### [WORK REQUIRED]
Scan the listing below and copy every line holding "docx".

□ □ □ □ □ □ □

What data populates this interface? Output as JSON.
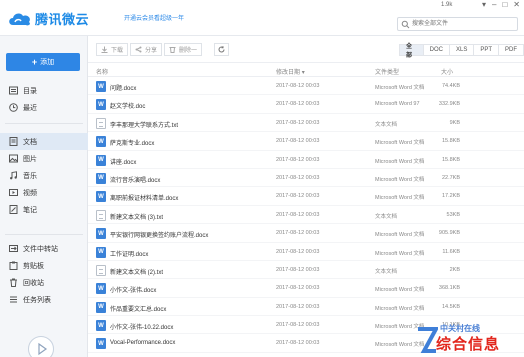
{
  "app": {
    "logo_text": "腾讯微云",
    "promo": "开通云会员看超级一年",
    "user": "1.9k",
    "window_buttons": [
      "▾",
      "–",
      "□",
      "✕"
    ]
  },
  "search": {
    "placeholder": "搜索全部文件"
  },
  "sidebar": {
    "upload_label": "添加",
    "items": [
      {
        "label": "目录",
        "icon": "folder-icon"
      },
      {
        "label": "最近",
        "icon": "clock-icon"
      },
      {
        "label": "文档",
        "icon": "document-icon",
        "active": true
      },
      {
        "label": "图片",
        "icon": "image-icon"
      },
      {
        "label": "音乐",
        "icon": "music-icon"
      },
      {
        "label": "视频",
        "icon": "video-icon"
      },
      {
        "label": "笔记",
        "icon": "note-icon"
      },
      {
        "label": "文件中转站",
        "icon": "transfer-icon"
      },
      {
        "label": "剪贴板",
        "icon": "clipboard-icon"
      },
      {
        "label": "回收站",
        "icon": "trash-icon"
      },
      {
        "label": "任务列表",
        "icon": "tasks-icon"
      }
    ]
  },
  "toolbar": {
    "download_label": "下载",
    "share_label": "分享",
    "delete_label": "删除一",
    "filters": [
      "全部",
      "DOC",
      "XLS",
      "PPT",
      "PDF"
    ]
  },
  "table": {
    "headers": {
      "name": "名称",
      "date": "修改日期",
      "type": "文件类型",
      "size": "大小"
    },
    "rows": [
      {
        "icon": "word",
        "name": "问题.docx",
        "date": "2017-08-12 00:03",
        "type": "Microsoft Word 文档",
        "size": "74.4KB"
      },
      {
        "icon": "word",
        "name": "赵文学校.doc",
        "date": "2017-08-12 00:03",
        "type": "Microsoft Word 97",
        "size": "332.9KB"
      },
      {
        "icon": "txt",
        "name": "李丰那理大学联系方式.txt",
        "date": "2017-08-12 00:03",
        "type": "文本文档",
        "size": "9KB"
      },
      {
        "icon": "word",
        "name": "萨克斯专业.docx",
        "date": "2017-08-12 00:03",
        "type": "Microsoft Word 文档",
        "size": "15.8KB"
      },
      {
        "icon": "word",
        "name": "讲座.docx",
        "date": "2017-08-12 00:03",
        "type": "Microsoft Word 文档",
        "size": "15.8KB"
      },
      {
        "icon": "word",
        "name": "流行音乐演唱.docx",
        "date": "2017-08-12 00:03",
        "type": "Microsoft Word 文档",
        "size": "22.7KB"
      },
      {
        "icon": "word",
        "name": "离职前报证材料清单.docx",
        "date": "2017-08-12 00:03",
        "type": "Microsoft Word 文档",
        "size": "17.2KB"
      },
      {
        "icon": "txt",
        "name": "新建文本文档 (3).txt",
        "date": "2017-08-12 00:03",
        "type": "文本文档",
        "size": "53KB"
      },
      {
        "icon": "word",
        "name": "平安银行网银更换签约账户流程.docx",
        "date": "2017-08-12 00:03",
        "type": "Microsoft Word 文档",
        "size": "905.9KB"
      },
      {
        "icon": "word",
        "name": "工作证明.docx",
        "date": "2017-08-12 00:03",
        "type": "Microsoft Word 文档",
        "size": "11.6KB"
      },
      {
        "icon": "txt",
        "name": "新建文本文档 (2).txt",
        "date": "2017-08-12 00:03",
        "type": "文本文档",
        "size": "2KB"
      },
      {
        "icon": "word",
        "name": "小作文-张伟.docx",
        "date": "2017-08-12 00:03",
        "type": "Microsoft Word 文档",
        "size": "368.1KB"
      },
      {
        "icon": "word",
        "name": "作品重要文汇总.docx",
        "date": "2017-08-12 00:03",
        "type": "Microsoft Word 文档",
        "size": "14.5KB"
      },
      {
        "icon": "word",
        "name": "小作文-张伟-10.22.docx",
        "date": "2017-08-12 00:03",
        "type": "Microsoft Word 文档",
        "size": "10.1KB"
      },
      {
        "icon": "word",
        "name": "Vocal-Performance.docx",
        "date": "2017-08-12 00:03",
        "type": "Microsoft Word 文档",
        "size": ""
      }
    ]
  },
  "watermark": {
    "sub": "中关村在线",
    "text": "综合信息"
  }
}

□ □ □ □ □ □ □

### [FINISHED TASK]
        "name": "问题.docx",
        "name": "萨克斯专业.docx",
        "name": "讲座.docx",
        "name": "流行音乐演唱.docx",
        "name": "离职前报证材料清单.docx",
        "name": "平安银行网银更换签约账户流程.docx",
        "name": "工作证明.docx",
        "name": "小作文-张伟.docx",
        "name": "作品重要文汇总.docx",
        "name": "小作文-张伟-10.22.docx",
        "name": "Vocal-Performance.docx",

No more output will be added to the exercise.